| INSTRUCTIONS FOR THE TASK |
Output the data below exactly, images excluded.

| THE DATA |
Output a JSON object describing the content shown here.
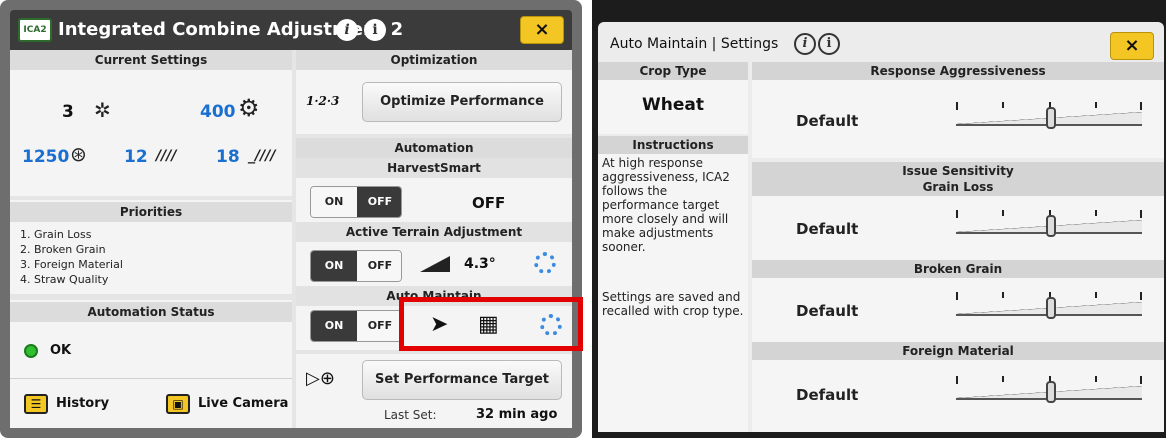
{
  "left": {
    "title": "Integrated Combine Adjustment 2",
    "logo_text": "ICA2",
    "info_glyph": "i",
    "close_label": "×",
    "current_settings": {
      "header": "Current Settings",
      "rotor_speed": "3",
      "fan_speed": "400",
      "rotor_rpm": "1250",
      "chaffer": "12",
      "sieve": "18"
    },
    "priorities": {
      "header": "Priorities",
      "items": [
        "1. Grain Loss",
        "2. Broken Grain",
        "3. Foreign Material",
        "4. Straw Quality"
      ]
    },
    "automation_status": {
      "header": "Automation Status",
      "status": "OK",
      "history_label": "History",
      "live_camera_label": "Live Camera"
    },
    "optimization": {
      "header": "Optimization",
      "icon_text": "1·2·3",
      "button_label": "Optimize Performance"
    },
    "automation": {
      "header": "Automation",
      "harvest_smart": {
        "header": "HarvestSmart",
        "on": "ON",
        "off": "OFF",
        "state": "OFF"
      },
      "active_terrain": {
        "header": "Active Terrain Adjustment",
        "on": "ON",
        "off": "OFF",
        "angle": "4.3°"
      },
      "auto_maintain": {
        "header": "Auto Maintain",
        "on": "ON",
        "off": "OFF"
      }
    },
    "performance_target": {
      "button_label": "Set Performance Target",
      "last_set_label": "Last Set:",
      "last_set_value": "32 min ago"
    }
  },
  "right": {
    "title": "Auto Maintain | Settings",
    "info_glyph": "i",
    "close_label": "×",
    "crop_type": {
      "header": "Crop Type",
      "value": "Wheat"
    },
    "instructions": {
      "header": "Instructions",
      "text1": "At high response aggressiveness, ICA2 follows the performance target more closely and will make adjustments sooner.",
      "text2": "Settings are saved and recalled with crop type."
    },
    "response_aggressiveness": {
      "header": "Response Aggressiveness",
      "value": "Default"
    },
    "issue_sensitivity": {
      "header": "Issue Sensitivity"
    },
    "grain_loss": {
      "header": "Grain Loss",
      "value": "Default"
    },
    "broken_grain": {
      "header": "Broken Grain",
      "value": "Default"
    },
    "foreign_material": {
      "header": "Foreign Material",
      "value": "Default"
    }
  },
  "colors": {
    "accent_blue": "#1a6fd1",
    "close_yellow": "#f3c623",
    "highlight_red": "#e30000",
    "status_green": "#2fbf2f"
  }
}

| OUTPUT BELOW |
Output a JSON object describing the content shown here.
{
  "left": {
    "title": "Integrated Combine Adjustment 2",
    "logo_text": "ICA2",
    "info_glyph": "i",
    "close_label": "×",
    "current_settings": {
      "header": "Current Settings",
      "rotor_speed": "3",
      "fan_speed": "400",
      "rotor_rpm": "1250",
      "chaffer": "12",
      "sieve": "18"
    },
    "priorities": {
      "header": "Priorities",
      "items": [
        "1. Grain Loss",
        "2. Broken Grain",
        "3. Foreign Material",
        "4. Straw Quality"
      ]
    },
    "automation_status": {
      "header": "Automation Status",
      "status": "OK",
      "history_label": "History",
      "live_camera_label": "Live Camera"
    },
    "optimization": {
      "header": "Optimization",
      "icon_text": "1·2·3",
      "button_label": "Optimize Performance"
    },
    "automation": {
      "header": "Automation",
      "harvest_smart": {
        "header": "HarvestSmart",
        "on": "ON",
        "off": "OFF",
        "state": "OFF"
      },
      "active_terrain": {
        "header": "Active Terrain Adjustment",
        "on": "ON",
        "off": "OFF",
        "angle": "4.3°"
      },
      "auto_maintain": {
        "header": "Auto Maintain",
        "on": "ON",
        "off": "OFF"
      }
    },
    "performance_target": {
      "button_label": "Set Performance Target",
      "last_set_label": "Last Set:",
      "last_set_value": "32 min ago"
    }
  },
  "right": {
    "title": "Auto Maintain | Settings",
    "info_glyph": "i",
    "close_label": "×",
    "crop_type": {
      "header": "Crop Type",
      "value": "Wheat"
    },
    "instructions": {
      "header": "Instructions",
      "text1": "At high response aggressiveness, ICA2 follows the performance target more closely and will make adjustments sooner.",
      "text2": "Settings are saved and recalled with crop type."
    },
    "response_aggressiveness": {
      "header": "Response Aggressiveness",
      "value": "Default"
    },
    "issue_sensitivity": {
      "header": "Issue Sensitivity"
    },
    "grain_loss": {
      "header": "Grain Loss",
      "value": "Default"
    },
    "broken_grain": {
      "header": "Broken Grain",
      "value": "Default"
    },
    "foreign_material": {
      "header": "Foreign Material",
      "value": "Default"
    }
  },
  "colors": {
    "accent_blue": "#1a6fd1",
    "close_yellow": "#f3c623",
    "highlight_red": "#e30000",
    "status_green": "#2fbf2f"
  }
}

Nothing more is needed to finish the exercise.